In the last eight years of conspicuous governance of the Pakistan People’s Party in Sindh, the region has remained underdeveloped with growing lawlessness and injustice.
The abuse of minorities, children and women have gripped the area and is denying the rights that should not only be legal on paper but should also be implemented. The protectors are the looters with courts filled with corruption and police force filled with uneducated and untrained personnel. It may come as a surprise to a few that the law enforcement authorities in Sindh are unaware of the Sindh Child Marriages Restraint Act, 2013. Hence, a high percentage of child marriages are unreported whose count cannot be verified. However, according to the active number of lawyers in the province up to 95% cases of child marriages go unreported in Sindh (the estimate is except Karachi), while in Karachi at least 60% cases of child marriages are not declared by the citizens or not recorded by the law enforcers. The only reported figures from 2014 state that Sindh saw 1,261 cases of women being kidnapped for forced marriages in 2014. These statistics were shared by Sindh Police’s DIG Crime Aftab Pathan.
According to the Sindh Child Marriage Restraint Act 2013, in cases of marriage below the age of 18 the bride, groom and the parents can be sentenced to three years in prison and fined with Rs. 45,000. Nevertheless, what the act forgot to mention was that if a bribe as little as few thousands is paid all these punishments can be waived off with impunity. The previous law of 1929 set the age of a girl for marriage at 14 years with an amendment in 1965 setting the age limit to 16 and awarded three-month imprisonment and Rs1,000 fine to the accused.
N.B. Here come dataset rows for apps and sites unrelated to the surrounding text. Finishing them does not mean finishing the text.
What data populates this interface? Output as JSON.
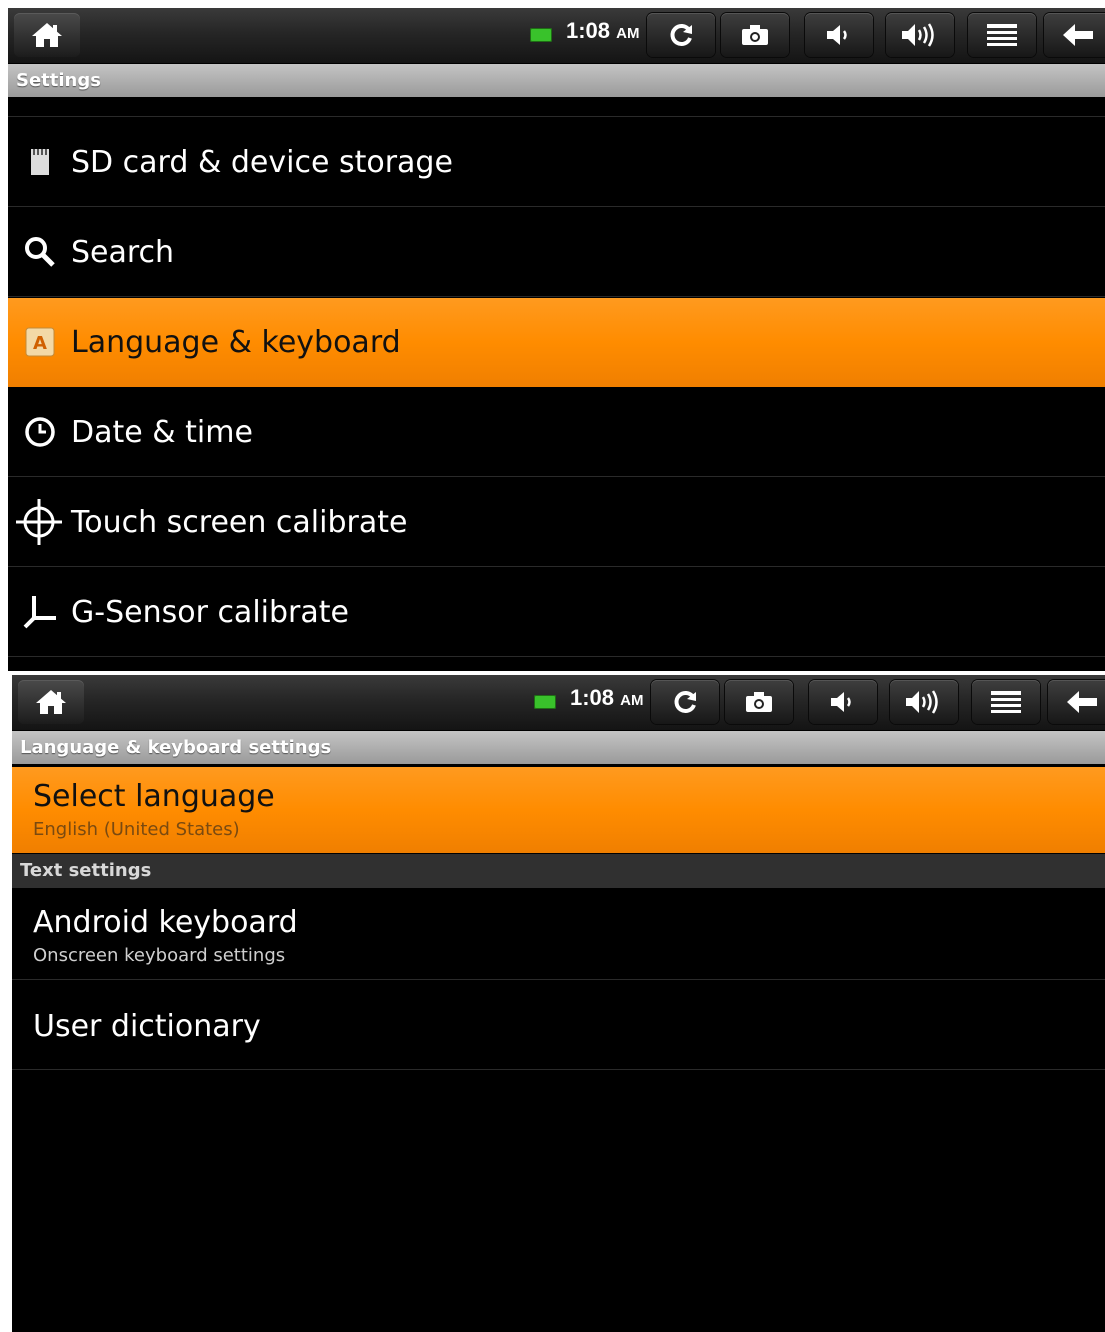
{
  "status_bar": {
    "time": "1:08",
    "ampm": "AM",
    "icons": [
      "home-icon",
      "battery-icon",
      "sync-icon",
      "camera-icon",
      "volume-down-icon",
      "volume-up-icon",
      "menu-icon",
      "back-icon"
    ],
    "battery_color": "#39c22b"
  },
  "settings_screen": {
    "title": "Settings",
    "items": [
      {
        "label": "SD card & device storage",
        "icon": "sd-card-icon"
      },
      {
        "label": "Search",
        "icon": "search-icon"
      },
      {
        "label": "Language & keyboard",
        "icon": "language-icon",
        "selected": true
      },
      {
        "label": "Date & time",
        "icon": "clock-icon"
      },
      {
        "label": "Touch screen calibrate",
        "icon": "crosshair-icon"
      },
      {
        "label": "G-Sensor calibrate",
        "icon": "axis-icon"
      }
    ]
  },
  "language_screen": {
    "title": "Language & keyboard settings",
    "select_language": {
      "title": "Select language",
      "summary": "English (United States)",
      "selected": true
    },
    "section_header": "Text settings",
    "android_keyboard": {
      "title": "Android keyboard",
      "summary": "Onscreen keyboard settings"
    },
    "user_dictionary": {
      "title": "User dictionary"
    }
  },
  "colors": {
    "highlight": "#ff8c00",
    "title_bar": "#a8a8a8",
    "background": "#000000"
  }
}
The judiciary’s impact in the small cities and especially in the villages of Sindh is to a minimum. Mostly informal justice system such as a Jirga is used as the primary form of the justice system in the community. Jirga is a tribal council made up of tribal elders that hear the pleas and give judgement as necessary. In many town and villages of Sindh, the Jirga often sides with the influentials meaning justice for the poor is just a fantasy.
In a landmark judgment by the Sindh High Court on April 23, 2004, declared the jirga system in Sindh unlawful, but there has been no implementation of the law till today with feudals running the jirga and solving matters in their interest.
The underage brides are sold at Rs. 140,000 with younger girls drawing a larger amount. The families that face acute economic hardships are the ones that are targeted the most by older men who can afford a hefty price tag. The families often sell their daughters due to extreme poverty without the girl’s consent.
We as a society have failed to deliver and have not been able to stop this madness that is destroying the lives of many young girls around us. Unfortunately, our leaders are sleeping and are completely ignorant towards the fact that in Pakistan laws are made bills are passed, but there is no implementation to safeguard the rights of an ordinary man or a woman. If the state does not allow you to vote until you are eighteen how can it not punish parents that force their girls as little as seven years old to enter into a matrimony.